* YOUR INSTRUCTIONS *
With no word left out, write out the entire listing.
Content starts
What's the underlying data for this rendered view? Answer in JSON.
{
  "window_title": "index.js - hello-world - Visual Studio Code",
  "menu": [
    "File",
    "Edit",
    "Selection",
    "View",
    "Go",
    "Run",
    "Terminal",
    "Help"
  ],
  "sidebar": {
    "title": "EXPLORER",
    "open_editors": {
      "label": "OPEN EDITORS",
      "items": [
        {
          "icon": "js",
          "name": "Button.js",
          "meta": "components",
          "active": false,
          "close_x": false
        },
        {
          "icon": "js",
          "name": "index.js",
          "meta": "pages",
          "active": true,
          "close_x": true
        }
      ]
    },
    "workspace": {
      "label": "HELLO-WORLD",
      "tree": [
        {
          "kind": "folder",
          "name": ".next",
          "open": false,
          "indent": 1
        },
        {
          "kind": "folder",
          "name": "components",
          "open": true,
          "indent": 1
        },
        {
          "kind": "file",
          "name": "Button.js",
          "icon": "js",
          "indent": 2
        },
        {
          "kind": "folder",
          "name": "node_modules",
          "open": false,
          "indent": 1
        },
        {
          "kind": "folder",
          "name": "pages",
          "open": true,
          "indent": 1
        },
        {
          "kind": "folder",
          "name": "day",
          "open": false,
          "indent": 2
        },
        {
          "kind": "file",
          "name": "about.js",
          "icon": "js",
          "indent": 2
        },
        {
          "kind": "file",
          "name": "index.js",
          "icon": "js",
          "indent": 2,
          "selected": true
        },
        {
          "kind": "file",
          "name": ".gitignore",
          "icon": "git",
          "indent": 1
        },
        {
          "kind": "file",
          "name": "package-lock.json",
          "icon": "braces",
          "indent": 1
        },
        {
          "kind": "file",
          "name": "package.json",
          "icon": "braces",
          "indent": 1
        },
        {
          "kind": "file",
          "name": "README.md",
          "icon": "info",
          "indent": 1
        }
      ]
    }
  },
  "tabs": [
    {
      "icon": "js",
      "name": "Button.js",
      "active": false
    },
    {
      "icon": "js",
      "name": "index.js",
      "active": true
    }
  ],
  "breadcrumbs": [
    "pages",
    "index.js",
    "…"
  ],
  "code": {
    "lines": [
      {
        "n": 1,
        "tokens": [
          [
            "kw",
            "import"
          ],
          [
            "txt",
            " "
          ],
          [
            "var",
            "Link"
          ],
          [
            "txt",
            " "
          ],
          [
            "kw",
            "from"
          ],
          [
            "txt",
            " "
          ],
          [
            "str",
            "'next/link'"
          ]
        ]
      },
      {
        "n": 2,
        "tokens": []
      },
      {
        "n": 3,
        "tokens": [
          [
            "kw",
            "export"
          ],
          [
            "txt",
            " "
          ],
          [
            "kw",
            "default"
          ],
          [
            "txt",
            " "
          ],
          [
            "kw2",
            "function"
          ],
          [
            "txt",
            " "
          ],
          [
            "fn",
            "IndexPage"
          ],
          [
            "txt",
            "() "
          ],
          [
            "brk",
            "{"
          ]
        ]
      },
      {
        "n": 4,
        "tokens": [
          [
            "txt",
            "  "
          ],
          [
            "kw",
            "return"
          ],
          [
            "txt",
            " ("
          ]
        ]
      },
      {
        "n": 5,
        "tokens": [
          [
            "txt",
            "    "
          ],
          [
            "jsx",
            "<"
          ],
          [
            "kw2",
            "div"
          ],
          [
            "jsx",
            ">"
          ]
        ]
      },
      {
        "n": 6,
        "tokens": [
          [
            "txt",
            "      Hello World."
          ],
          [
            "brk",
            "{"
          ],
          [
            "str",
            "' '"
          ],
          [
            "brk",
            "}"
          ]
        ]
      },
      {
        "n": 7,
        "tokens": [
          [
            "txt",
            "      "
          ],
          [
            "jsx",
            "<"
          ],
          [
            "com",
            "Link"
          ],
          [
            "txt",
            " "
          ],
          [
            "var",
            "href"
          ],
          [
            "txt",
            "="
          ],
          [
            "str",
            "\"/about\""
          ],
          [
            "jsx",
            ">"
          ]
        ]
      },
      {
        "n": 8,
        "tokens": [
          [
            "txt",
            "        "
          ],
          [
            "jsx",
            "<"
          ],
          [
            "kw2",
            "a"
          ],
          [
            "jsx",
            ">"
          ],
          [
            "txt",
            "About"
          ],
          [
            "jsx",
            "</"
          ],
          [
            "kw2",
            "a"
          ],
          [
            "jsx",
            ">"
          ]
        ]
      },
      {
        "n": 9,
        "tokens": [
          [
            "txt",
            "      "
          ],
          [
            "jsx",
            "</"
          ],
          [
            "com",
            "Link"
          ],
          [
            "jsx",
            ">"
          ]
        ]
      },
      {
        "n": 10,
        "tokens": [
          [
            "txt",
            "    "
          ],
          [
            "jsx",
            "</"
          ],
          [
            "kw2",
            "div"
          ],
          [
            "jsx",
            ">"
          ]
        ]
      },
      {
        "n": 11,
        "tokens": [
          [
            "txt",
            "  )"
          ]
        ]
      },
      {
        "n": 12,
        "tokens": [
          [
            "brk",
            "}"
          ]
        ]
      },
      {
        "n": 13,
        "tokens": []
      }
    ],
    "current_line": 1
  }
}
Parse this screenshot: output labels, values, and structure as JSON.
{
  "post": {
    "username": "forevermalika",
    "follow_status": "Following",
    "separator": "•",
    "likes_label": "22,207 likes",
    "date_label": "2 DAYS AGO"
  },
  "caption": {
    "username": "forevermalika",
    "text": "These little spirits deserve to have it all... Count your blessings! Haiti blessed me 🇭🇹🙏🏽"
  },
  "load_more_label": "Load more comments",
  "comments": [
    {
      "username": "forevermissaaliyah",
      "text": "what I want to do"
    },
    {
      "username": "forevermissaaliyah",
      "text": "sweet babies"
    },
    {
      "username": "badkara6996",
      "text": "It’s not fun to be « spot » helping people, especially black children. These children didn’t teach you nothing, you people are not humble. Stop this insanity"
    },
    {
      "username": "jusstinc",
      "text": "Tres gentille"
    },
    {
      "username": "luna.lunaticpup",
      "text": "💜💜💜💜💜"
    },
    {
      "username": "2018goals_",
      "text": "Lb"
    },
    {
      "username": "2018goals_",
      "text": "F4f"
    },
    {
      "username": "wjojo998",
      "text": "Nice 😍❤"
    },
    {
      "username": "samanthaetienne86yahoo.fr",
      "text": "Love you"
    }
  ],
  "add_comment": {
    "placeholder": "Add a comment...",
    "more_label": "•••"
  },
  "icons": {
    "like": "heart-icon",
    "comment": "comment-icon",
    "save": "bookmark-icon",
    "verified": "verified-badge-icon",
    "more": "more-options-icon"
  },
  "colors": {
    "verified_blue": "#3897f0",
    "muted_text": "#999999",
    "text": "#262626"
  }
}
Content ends
* THE COMPLETED TASK *
What's the underlying data for this rendered view? Answer in JSON.
{
  "window_title": "index.js - hello-world - Visual Studio Code",
  "menu": [
    "File",
    "Edit",
    "Selection",
    "View",
    "Go",
    "Run",
    "Terminal",
    "Help"
  ],
  "sidebar": {
    "title": "EXPLORER",
    "open_editors": {
      "label": "OPEN EDITORS",
      "items": [
        {
          "icon": "js",
          "name": "Button.js",
          "meta": "components",
          "active": false,
          "close_x": false
        },
        {
          "icon": "js",
          "name": "index.js",
          "meta": "pages",
          "active": true,
          "close_x": true
        }
      ]
    },
    "workspace": {
      "label": "HELLO-WORLD",
      "tree": [
        {
          "kind": "folder",
          "name": ".next",
          "open": false,
          "indent": 1
        },
        {
          "kind": "folder",
          "name": "components",
          "open": true,
          "indent": 1
        },
        {
          "kind": "file",
          "name": "Button.js",
          "icon": "js",
          "indent": 2
        },
        {
          "kind": "folder",
          "name": "node_modules",
          "open": false,
          "indent": 1
        },
        {
          "kind": "folder",
          "name": "pages",
          "open": true,
          "indent": 1
        },
        {
          "kind": "folder",
          "name": "day",
          "open": false,
          "indent": 2
        },
        {
          "kind": "file",
          "name": "about.js",
          "icon": "js",
          "indent": 2
        },
        {
          "kind": "file",
          "name": "index.js",
          "icon": "js",
          "indent": 2,
          "selected": true
        },
        {
          "kind": "file",
          "name": ".gitignore",
          "icon": "git",
          "indent": 1
        },
        {
          "kind": "file",
          "name": "package-lock.json",
          "icon": "braces",
          "indent": 1
        },
        {
          "kind": "file",
          "name": "package.json",
          "icon": "braces",
          "indent": 1
        },
        {
          "kind": "file",
          "name": "README.md",
          "icon": "info",
          "indent": 1
        }
      ]
    }
  },
  "tabs": [
    {
      "icon": "js",
      "name": "Button.js",
      "active": false
    },
    {
      "icon": "js",
      "name": "index.js",
      "active": true
    }
  ],
  "breadcrumbs": [
    "pages",
    "index.js",
    "…"
  ],
  "code": {
    "lines": [
      {
        "n": 1,
        "tokens": [
          [
            "kw",
            "import"
          ],
          [
            "txt",
            " "
          ],
          [
            "var",
            "Link"
          ],
          [
            "txt",
            " "
          ],
          [
            "kw",
            "from"
          ],
          [
            "txt",
            " "
          ],
          [
            "str",
            "'next/link'"
          ]
        ]
      },
      {
        "n": 2,
        "tokens": []
      },
      {
        "n": 3,
        "tokens": [
          [
            "kw",
            "export"
          ],
          [
            "txt",
            " "
          ],
          [
            "kw",
            "default"
          ],
          [
            "txt",
            " "
          ],
          [
            "kw2",
            "function"
          ],
          [
            "txt",
            " "
          ],
          [
            "fn",
            "IndexPage"
          ],
          [
            "txt",
            "() "
          ],
          [
            "brk",
            "{"
          ]
        ]
      },
      {
        "n": 4,
        "tokens": [
          [
            "txt",
            "  "
          ],
          [
            "kw",
            "return"
          ],
          [
            "txt",
            " ("
          ]
        ]
      },
      {
        "n": 5,
        "tokens": [
          [
            "txt",
            "    "
          ],
          [
            "jsx",
            "<"
          ],
          [
            "kw2",
            "div"
          ],
          [
            "jsx",
            ">"
          ]
        ]
      },
      {
        "n": 6,
        "tokens": [
          [
            "txt",
            "      Hello World."
          ],
          [
            "brk",
            "{"
          ],
          [
            "str",
            "' '"
          ],
          [
            "brk",
            "}"
          ]
        ]
      },
      {
        "n": 7,
        "tokens": [
          [
            "txt",
            "      "
          ],
          [
            "jsx",
            "<"
          ],
          [
            "com",
            "Link"
          ],
          [
            "txt",
            " "
          ],
          [
            "var",
            "href"
          ],
          [
            "txt",
            "="
          ],
          [
            "str",
            "\"/about\""
          ],
          [
            "jsx",
            ">"
          ]
        ]
      },
      {
        "n": 8,
        "tokens": [
          [
            "txt",
            "        "
          ],
          [
            "jsx",
            "<"
          ],
          [
            "kw2",
            "a"
          ],
          [
            "jsx",
            ">"
          ],
          [
            "txt",
            "About"
          ],
          [
            "jsx",
            "</"
          ],
          [
            "kw2",
            "a"
          ],
          [
            "jsx",
            ">"
          ]
        ]
      },
      {
        "n": 9,
        "tokens": [
          [
            "txt",
            "      "
          ],
          [
            "jsx",
            "</"
          ],
          [
            "com",
            "Link"
          ],
          [
            "jsx",
            ">"
          ]
        ]
      },
      {
        "n": 10,
        "tokens": [
          [
            "txt",
            "    "
          ],
          [
            "jsx",
            "</"
          ],
          [
            "kw2",
            "div"
          ],
          [
            "jsx",
            ">"
          ]
        ]
      },
      {
        "n": 11,
        "tokens": [
          [
            "txt",
            "  )"
          ]
        ]
      },
      {
        "n": 12,
        "tokens": [
          [
            "brk",
            "}"
          ]
        ]
      },
      {
        "n": 13,
        "tokens": []
      }
    ],
    "current_line": 1
  }
}
Parse this screenshot: output labels, values, and structure as JSON.
{
  "post": {
    "username": "forevermalika",
    "follow_status": "Following",
    "separator": "•",
    "likes_label": "22,207 likes",
    "date_label": "2 DAYS AGO"
  },
  "caption": {
    "username": "forevermalika",
    "text": "These little spirits deserve to have it all... Count your blessings! Haiti blessed me 🇭🇹🙏🏽"
  },
  "load_more_label": "Load more comments",
  "comments": [
    {
      "username": "forevermissaaliyah",
      "text": "what I want to do"
    },
    {
      "username": "forevermissaaliyah",
      "text": "sweet babies"
    },
    {
      "username": "badkara6996",
      "text": "It’s not fun to be « spot » helping people, especially black children. These children didn’t teach you nothing, you people are not humble. Stop this insanity"
    },
    {
      "username": "jusstinc",
      "text": "Tres gentille"
    },
    {
      "username": "luna.lunaticpup",
      "text": "💜💜💜💜💜"
    },
    {
      "username": "2018goals_",
      "text": "Lb"
    },
    {
      "username": "2018goals_",
      "text": "F4f"
    },
    {
      "username": "wjojo998",
      "text": "Nice 😍❤"
    },
    {
      "username": "samanthaetienne86yahoo.fr",
      "text": "Love you"
    }
  ],
  "add_comment": {
    "placeholder": "Add a comment...",
    "more_label": "•••"
  },
  "icons": {
    "like": "heart-icon",
    "comment": "comment-icon",
    "save": "bookmark-icon",
    "verified": "verified-badge-icon",
    "more": "more-options-icon"
  },
  "colors": {
    "verified_blue": "#3897f0",
    "muted_text": "#999999",
    "text": "#262626"
  }
}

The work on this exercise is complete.